By a stretch of the imagination. . .
My name is McCoy Fields. My friends call me McCoy. You call me McCoy, too, until or unless something changes. I’m not a sophisticated man. I see the world, and I know what I know. Over the years, I’ve found that the simplest way is always best. As Baloo the bear sang in “The Jungle Book”:
Look for the bare necessities
The simple bare necessities
Forget about your worries and your strife.
That out of the way, I stand proudly behind my belief in three essentials:
Family. Country. And Great Things.
No doubt I’ll weave Family and Country into these pages, sooner than later. For now, though, the Great Things have got my focus. These are history’s finest inventions…according to me. It’s a short list:
- The Lever
- The Pulley
- The Wheel
- The Ramp
- The Pile
So all that, along with Family and Country, and you’ve got the bare necessities. For the purposes of my current campaign, I’ll narrow that list down to The Ramp: Brilliant as a concept. Exquisite in overall simplicity.

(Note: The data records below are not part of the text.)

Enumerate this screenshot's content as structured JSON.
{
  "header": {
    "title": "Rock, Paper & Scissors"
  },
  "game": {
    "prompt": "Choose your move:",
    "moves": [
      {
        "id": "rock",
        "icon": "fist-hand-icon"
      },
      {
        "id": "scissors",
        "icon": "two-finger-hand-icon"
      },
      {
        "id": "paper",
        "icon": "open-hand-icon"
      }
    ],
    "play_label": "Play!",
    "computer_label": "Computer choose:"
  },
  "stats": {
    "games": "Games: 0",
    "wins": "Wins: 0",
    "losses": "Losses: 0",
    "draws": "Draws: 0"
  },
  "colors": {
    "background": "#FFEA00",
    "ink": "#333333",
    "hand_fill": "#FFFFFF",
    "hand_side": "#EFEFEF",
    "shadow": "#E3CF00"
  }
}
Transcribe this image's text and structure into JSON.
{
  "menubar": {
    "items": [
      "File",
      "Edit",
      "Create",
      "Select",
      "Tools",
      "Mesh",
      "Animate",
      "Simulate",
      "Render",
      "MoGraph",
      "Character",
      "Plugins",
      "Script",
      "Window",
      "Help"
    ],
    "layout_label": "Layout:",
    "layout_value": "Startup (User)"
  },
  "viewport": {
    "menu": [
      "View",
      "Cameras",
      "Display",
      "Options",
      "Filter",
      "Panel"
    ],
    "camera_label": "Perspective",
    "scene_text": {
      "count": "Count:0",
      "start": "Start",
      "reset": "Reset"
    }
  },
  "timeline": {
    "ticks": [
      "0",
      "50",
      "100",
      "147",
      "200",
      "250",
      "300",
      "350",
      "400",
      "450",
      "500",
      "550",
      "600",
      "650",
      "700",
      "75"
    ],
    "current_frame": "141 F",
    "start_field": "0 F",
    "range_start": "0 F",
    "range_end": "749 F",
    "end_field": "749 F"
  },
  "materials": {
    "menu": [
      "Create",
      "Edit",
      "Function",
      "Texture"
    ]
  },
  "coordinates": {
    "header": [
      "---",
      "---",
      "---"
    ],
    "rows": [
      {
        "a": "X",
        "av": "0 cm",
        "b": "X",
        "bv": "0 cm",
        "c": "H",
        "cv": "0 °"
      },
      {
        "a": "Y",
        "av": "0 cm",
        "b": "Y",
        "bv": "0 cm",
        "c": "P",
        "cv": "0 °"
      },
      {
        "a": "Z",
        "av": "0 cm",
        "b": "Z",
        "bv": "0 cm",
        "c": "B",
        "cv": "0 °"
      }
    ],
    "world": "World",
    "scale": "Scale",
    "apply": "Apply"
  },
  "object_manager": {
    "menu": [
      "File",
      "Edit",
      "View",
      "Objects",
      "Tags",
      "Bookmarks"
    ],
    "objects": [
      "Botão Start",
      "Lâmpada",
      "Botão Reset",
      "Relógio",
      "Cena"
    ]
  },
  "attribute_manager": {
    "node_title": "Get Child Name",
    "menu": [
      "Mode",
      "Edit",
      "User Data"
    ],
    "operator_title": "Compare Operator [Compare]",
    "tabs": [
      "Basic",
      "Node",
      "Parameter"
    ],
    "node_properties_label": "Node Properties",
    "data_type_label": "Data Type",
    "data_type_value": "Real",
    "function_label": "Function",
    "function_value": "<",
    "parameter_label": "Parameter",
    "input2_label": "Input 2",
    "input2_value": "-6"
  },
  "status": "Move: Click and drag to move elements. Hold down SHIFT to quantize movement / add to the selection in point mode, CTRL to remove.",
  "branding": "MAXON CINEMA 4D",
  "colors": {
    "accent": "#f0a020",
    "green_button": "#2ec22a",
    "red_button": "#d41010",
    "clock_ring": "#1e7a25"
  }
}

Superb in functionality. Essential to the growth of civilization.
What’s best about The Ramp is its ability to help us get our things from one level to the next—and back again—using an inclined plane. Weave in the components—including your rocker arm, cap handle, release valve, reservoir, your retaining ring—and you have a complete, damn fine piece of machinery.
I don’t quite know how my obsession with The Ramp began. I’ll tell you a bit about my vitals. And maybe we’ll figure it out together:
I’ve been married to Margaret 41 years now. High school sweethearts, we were. Got hitched at 21. Maggie’s pretty as the petunias in her garden, and solid as a rock. She’s real good about giving me my space and time for the TV necessities. NASCAR. The NFL (well, the big games, anyway). College basketball (those boys work hard). Especially the rodeo. And my music. I like both kinds: Country and Western.
Maggie and I raised three boys and a girl, all of them ut the house now. Gwen is married with a couple kids and has a scrapbooking business, she does well. Griffin is a mechanical engineer. Jasper works as a foreman down at the plant, our local tier-2 provider to the auto industry. And Kendrick has a recycling business, dismantling bridges and buildings for raw material recovery.
I never forced my passion for Ramps onthe kids, or Maggie, over the years. But I’ve certainly taken a lot of detours and tangents along our way—to a restaurant or on vacations—to check out any given loading dock and how other guys set it up. The family tolerated this, never complained much. Yet information seeps in. And now: all our children have chosen a line of work that deals with angles and the positioning of things. Which is a real kick in the pants.
Yep. The Ramp Rules.
As for me, I’m operations manager at a commercial distribution center here (Wheeling, WV), with 20 dock bays. The company has consistent need for yard ramps, as we move product from points A to B and back out to I-70. Just us, doing our part to send commerce into motion across America’s highway systems, these gleaming concrete ribbons connecting this great country. They’re our literal and figurative arteries. And if we need some Heparin every now and then to keep them oiled, so be it. (Me: bypass surgery, 1999. And I’m healthy as a horse now, thank you very much.)
My real interest with all things Ramp began when the business assigned me to purchase a yard ramp to increase our efficiency and decrease the safety risks. And, well…I studied. Learned that, basically, a mobile forklift ramp and portable dock ramp and loading dock ramp are all one and the same. So, the Portable Mobile Forklift Dock Yard Contraption is a fairly simple yet brilliant piece of machinery. As is my wont, I shared what I’d learned with my pals (and Maggie and the kids), and soon enough everyone started calling me “The Yard Ramp Guy.” Well, I didn’t mind that at all. And the name stuck.
Coming up on retirement in three years. I’d stay, if I had my druthers. But rules are rules. Sure, I think about it. Fifty years in the workforce is a habit hard to kick. Still, I keep busy. If it’s not the job then it’s time with the kids and grandkids, and yearly vacations with Maggie.
And there’s plenty to keep my occupied in my office out back. Converted that old stand-alone garage 20 years ago, and that’s where I do my research and build my collection. I fancy myself a bit of a historian. Ramps, natch.
We all have our ups and downs. Life happens. Sometimes, I think that life is what it makes of us. Other times, we hold the reins. There’s really no rhyme or reason. If you figure out a pattern, let me know.
But then there’s the ramp. This magnificent invention that helps us get up and eases us back down.
The Ramp: A quintessential bare necessity that just betters my world.